Look through the data below, and copy each line that carries the word "Calgary".
· · · · ·
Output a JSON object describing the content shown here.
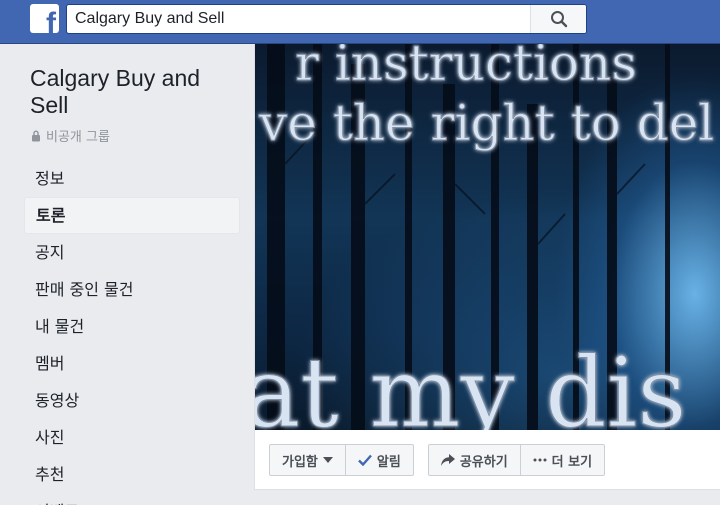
{
  "header": {
    "logo_letter": "f",
    "search_value": "Calgary Buy and Sell"
  },
  "group": {
    "name": "Calgary Buy and Sell",
    "privacy": "비공개 그룹"
  },
  "nav": {
    "items": [
      {
        "label": "정보",
        "active": false
      },
      {
        "label": "토론",
        "active": true
      },
      {
        "label": "공지",
        "active": false
      },
      {
        "label": "판매 중인 물건",
        "active": false
      },
      {
        "label": "내 물건",
        "active": false
      },
      {
        "label": "멤버",
        "active": false
      },
      {
        "label": "동영상",
        "active": false
      },
      {
        "label": "사진",
        "active": false
      },
      {
        "label": "추천",
        "active": false
      },
      {
        "label": "이벤트",
        "active": false
      }
    ]
  },
  "cover": {
    "text_line1": "r instructions",
    "text_line2": "ve the right to del",
    "text_line3": "at my dis"
  },
  "actions": {
    "joined": "가입함",
    "notifications": "알림",
    "share": "공유하기",
    "more": "더 보기"
  },
  "colors": {
    "brand": "#4267b2",
    "check": "#4267b2"
  }
}
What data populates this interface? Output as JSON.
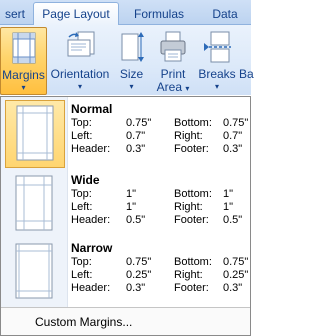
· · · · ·
__Task solution__.
    "search_value": "Calgary Buy and Sell"
    "name": "Calgary Buy and Sell",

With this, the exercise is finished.